In general, many working people in the U.S. and other Western countries experienced a prosperity that previous generations could only dream about
Some technological changes were dramatic, like the mass production of the automobile. Others were important but didn’t hugely change behavior. For instance, while the 20th century saw the mass use of the telephone in homes, anyone who’d reached the age of retirement in the late 1960s had a lifetime of experience with letters and postcards, the mail being the usual way of staying in contact with loved ones and others living away from home.

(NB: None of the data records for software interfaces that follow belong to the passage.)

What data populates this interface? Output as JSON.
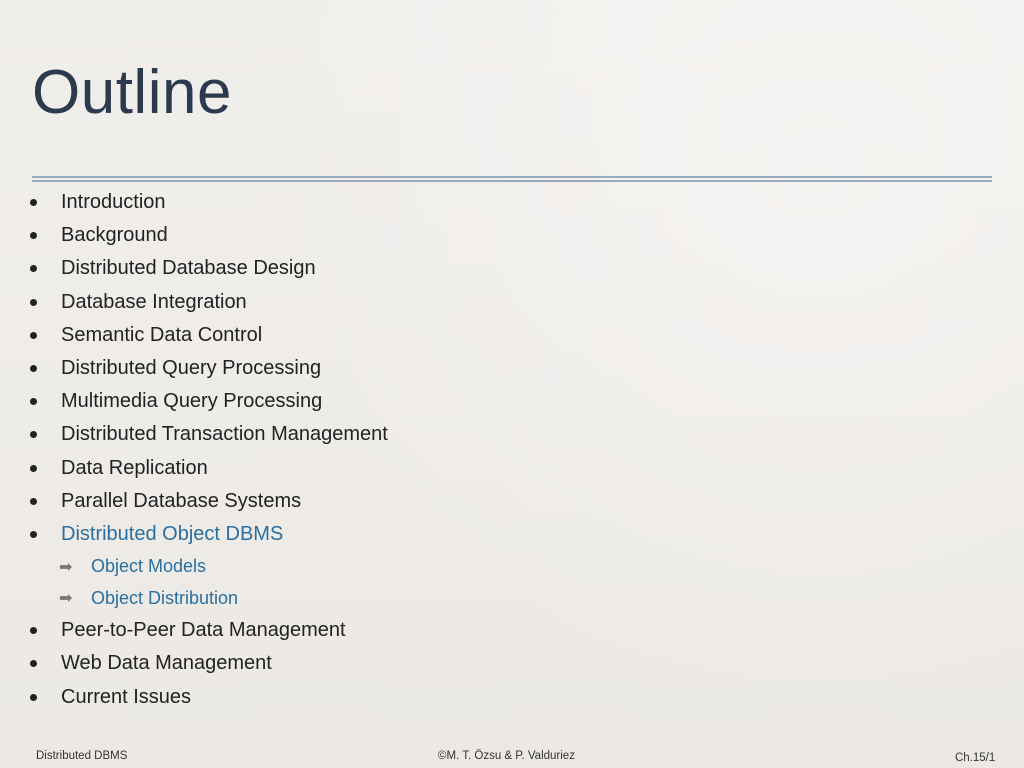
{
  "slide": {
    "title": "Outline",
    "items": [
      "Introduction",
      "Background",
      "Distributed Database Design",
      "Database Integration",
      "Semantic Data Control",
      "Distributed Query Processing",
      "Multimedia Query Processing",
      "Distributed Transaction Management",
      "Data Replication",
      "Parallel Database Systems",
      "Distributed Object DBMS"
    ],
    "subitems": [
      "Object Models",
      "Object Distribution"
    ],
    "items_after": [
      "Peer-to-Peer Data Management",
      "Web Data Management",
      "Current Issues"
    ],
    "sub_arrow": "➡",
    "highlight_color": "#2a6fa1"
  },
  "footer": {
    "left": "Distributed DBMS",
    "center": "©M. T. Özsu & P. Valduriez",
    "right": "Ch.15/1"
  }
}
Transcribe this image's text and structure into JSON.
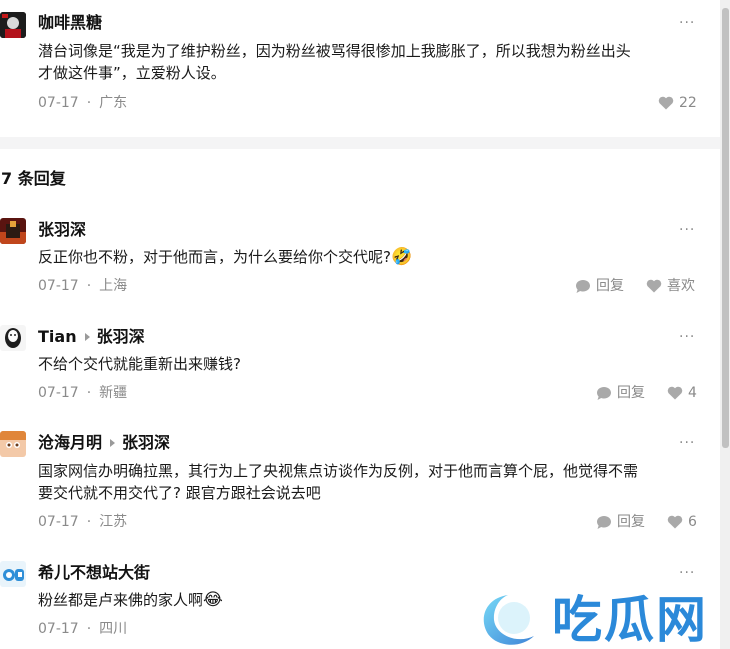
{
  "top_comment": {
    "user": "咖啡黑糖",
    "text_line1": "潜台词像是“我是为了维护粉丝，因为粉丝被骂得很惨加上我膨胀了，所以我想为粉丝出头",
    "text_line2": "才做这件事”，立爱粉人设。",
    "date": "07-17",
    "location": "广东",
    "likes": "22"
  },
  "replies_header": "7 条回复",
  "replies": [
    {
      "user": "张羽深",
      "reply_to": "",
      "text": "反正你也不粉，对于他而言，为什么要给你个交代呢?",
      "emoji": "🤣",
      "date": "07-17",
      "location": "上海",
      "reply_label": "回复",
      "like_label": "喜欢"
    },
    {
      "user": "Tian",
      "reply_to": "张羽深",
      "text": "不给个交代就能重新出来赚钱?",
      "date": "07-17",
      "location": "新疆",
      "reply_label": "回复",
      "likes": "4"
    },
    {
      "user": "沧海月明",
      "reply_to": "张羽深",
      "text_line1": "国家网信办明确拉黑，其行为上了央视焦点访谈作为反例，对于他而言算个屁，他觉得不需",
      "text_line2": "要交代就不用交代了? 跟官方跟社会说去吧",
      "date": "07-17",
      "location": "江苏",
      "reply_label": "回复",
      "likes": "6"
    },
    {
      "user": "希儿不想站大街",
      "reply_to": "",
      "text": "粉丝都是卢来佛的家人啊",
      "emoji": "😂",
      "date": "07-17",
      "location": "四川"
    }
  ],
  "more_label": "···",
  "watermark": "吃瓜网",
  "icons": {
    "like": "heart-icon",
    "reply": "chat-bubble-icon",
    "more": "ellipsis-icon"
  },
  "colors": {
    "text": "#1a1a1a",
    "meta": "#8a8a8a",
    "band": "#f4f4f5",
    "watermark": "#1a7fd6"
  }
}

The most memorable technological moment of the American century, however, began on July 16, 1969 – the eight-day Apollo 11 mission to the Moon by astronauts Neil Armstrong, Buzz Aldrin and Michael Collins. The plan was that Collins would be left behind in the spacecraft while the other two would travel to the Moon’s surface via Lunar Module “Eagle.”
Our 66-year-olds watching this on TV were infants, babes in arms, when something remarkable happened four miles south of Kitty Hawk, N.C.
On Dec. 17, 1903, the 36-year-old Wilbur Wright and his brother Orville, 32, made the first controlled sustained flights of a powered, heavier-than-air aircraft. The fourth and last on that day, was of 59 seconds’ duration.
The brothers who ran the Wright Cycle Company at 1127 W. Third St., in faraway Dayton, Ohio, made sure to get their news out, but it was misreported in the few papers that carried it and disbelieved nationally and beyond. Just another crazy flying-machine story, people said.
The French specialists in the field didn’t take it seriously because of the newspaper exaggerations of what exactly had taken place on the sand dunes in North Carolina. This gave the Wrights time in 1904 and 1905 to develop a “machine of practical utility” in a field called Huffman Prairie, eight miles east of the Dayton city line. The Dayton Daily News and its main rival the Journal turned up early on, but the happening — as young people might have called it in 1969 — was rained out. Indeed on any occasion that someone of consequence showed up there was a weather issue or the flying machine didn’t perform. The exception was Amos Root, editor of a journal about bees, devout Christian advocate and technology enthusiast. The Wrights gave him permission to write an account of the extraordinary thing he’d witnessed. He sent it to Scientific American, for which he had written several articles previously. The editors declined his Dayton report. The publisher of the Dayton Daily News and future Democratic presidential candidate James M. Cox (in 1920, with FDR on the bottom half of the ticket) could not believe how the story had escaped his grasp before the fall of 1905.
Some of the city’s denizens, however, did hear through the grapevine about what was going on and made the special trek out to Huffman Prairie. There they might see the plane high up and flying around for extended periods. One such spectator was the brothers’ landlord at their workplace.
“It was beyond my comprehension,” he said. “I just took my hat off and sat down.”
An estimated one million people in the vicinity of Kennedy Space Center in Florida saw Apollo 11 take off from Launch Complex 39A, 50 years ago next Tuesday. Four days later, Armstrong said: “Houston Tranquility Base, here. The ‘Eagle’ has landed.”
It may be that we’ve lost a sense of wonderment and awe and that could be a reason why some doubt that the 21st can also be an American century. NASA put men on the Moon, but short-term vested interests dismiss its warnings about climate change. And the sorts of people that said the Apollo missions were staged hoaxes have almost become mainstream.
But let’s stay optimistic and say, “Here’s to the next 50.”